As we head into the start of the 2022-23 school year feeling hopeful about more of a return to pre-COVID “normal”, we are also seeing a concerning trend in postsecondary education. Gathered from the Strada Education Network, ECMC Group, and Gallup and featured in this article in The Hechinger Report, the numbers above indicate lasting impacts from the pandemic on attitudes towards higher education. As noted in the article, many states were seeing drops in enrollment even before the pandemic; 2020 and 2021 numbers are showing these drops extend to double digits, and are especially high at community colleges.
Low-income students who are first generation to college are over-represented in these numbers, as are students of color. A recent article in The Chronicle of Higher Education notes that “While undergraduate enrollment at two- and four-year colleges fell 9 percent from 2010 to 2020, the number of Black undergraduates fell nearly 17 percent.
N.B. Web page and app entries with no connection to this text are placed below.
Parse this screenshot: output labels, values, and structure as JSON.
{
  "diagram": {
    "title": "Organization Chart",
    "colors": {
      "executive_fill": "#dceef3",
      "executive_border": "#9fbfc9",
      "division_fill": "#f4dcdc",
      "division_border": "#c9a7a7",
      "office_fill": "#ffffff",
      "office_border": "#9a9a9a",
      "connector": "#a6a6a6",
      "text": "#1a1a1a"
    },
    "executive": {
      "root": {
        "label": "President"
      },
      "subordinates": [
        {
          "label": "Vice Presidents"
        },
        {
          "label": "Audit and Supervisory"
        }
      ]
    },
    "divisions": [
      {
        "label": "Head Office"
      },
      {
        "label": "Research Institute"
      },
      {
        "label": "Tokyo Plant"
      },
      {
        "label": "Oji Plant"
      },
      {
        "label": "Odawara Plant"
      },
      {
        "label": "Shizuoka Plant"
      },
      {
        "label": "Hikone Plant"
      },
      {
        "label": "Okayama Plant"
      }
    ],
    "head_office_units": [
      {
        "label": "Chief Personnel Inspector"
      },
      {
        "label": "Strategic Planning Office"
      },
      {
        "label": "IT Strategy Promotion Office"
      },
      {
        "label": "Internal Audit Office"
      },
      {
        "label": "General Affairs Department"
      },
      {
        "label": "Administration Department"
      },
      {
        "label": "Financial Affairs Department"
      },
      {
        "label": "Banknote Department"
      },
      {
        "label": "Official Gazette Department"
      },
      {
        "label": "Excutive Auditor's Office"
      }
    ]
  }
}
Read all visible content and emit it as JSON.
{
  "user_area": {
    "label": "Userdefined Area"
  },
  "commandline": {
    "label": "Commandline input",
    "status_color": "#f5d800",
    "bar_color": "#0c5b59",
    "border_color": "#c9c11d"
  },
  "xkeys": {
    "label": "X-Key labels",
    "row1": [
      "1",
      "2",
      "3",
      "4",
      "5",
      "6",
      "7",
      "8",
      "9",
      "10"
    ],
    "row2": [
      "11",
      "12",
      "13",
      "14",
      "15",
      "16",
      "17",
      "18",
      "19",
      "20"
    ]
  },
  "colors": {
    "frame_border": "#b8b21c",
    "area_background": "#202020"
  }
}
On at least 500 campuses, Black enrollment dropped by more than half.”
These numbers line up with the reality of what we have been seeing and hearing from students and school staff, and contribute to New York City’s move to focus increasingly on careers in addition to college. While CARA is broadening our work in similar ways, we also continue to believe in the importance of making college possible for all young people, and especially those who have had the least access to it historically.
Recent policy news, from President Biden’s announcement that up to $20,000 in loan debt will be cancelled for Pell grant recipients, and NY State’s announcement that TAP will be extended to part time students, may shift the calculus for students and families in more positive ways.
In the year ahead, we will be keeping a close eye on how these trends and policy shifts are playing out in the high schools and colleges we partner with. No matter what, we will continue to be committed to training young people and improving school structures for college access and success.
In September, the National College Attainment Network (NCAN) hosted its first in person conference since 2019. With roughly 1200 educators from around the country convening in Atlanta, CARA was excited to see that many workshops focused not just on furthering equity in the college access/success space, but on doing so through amplifying student voice.
Shalema Henderson, CARA’s Director of College Allies, presented a roundtable discussion titled Paving Professional Pathways: Using Peer Leadership to Close the Skills Awareness Gap. The session framed CARA’s peer-to-peer access and persistence model as a response to the challenges that many college students face finding career-relevant experiences and determining a career pathway. The session demonstrated how the training and work-based learning peer leaders experience provide them with a set of career-specific and transferable career-readiness skills that prepare them for careers in education, youth services, and counseling but also for a wider range of fields. The discussion centered on the ways in which the role of peer leader helps develop the skills needed to meet the needs of 21st century employers while also supporting institutions of higher education to expand meaningful career opportunities for students.
One of the most enduring takeaways from the conference was the passion and commitment displayed by practitioners, policy makers, and funders – nationwide – who are invested in seeing educational opportunities be made accessible, affordable and equitable for all students. CARA is grateful to be learning with and from the larger field, and to be a contributor to it.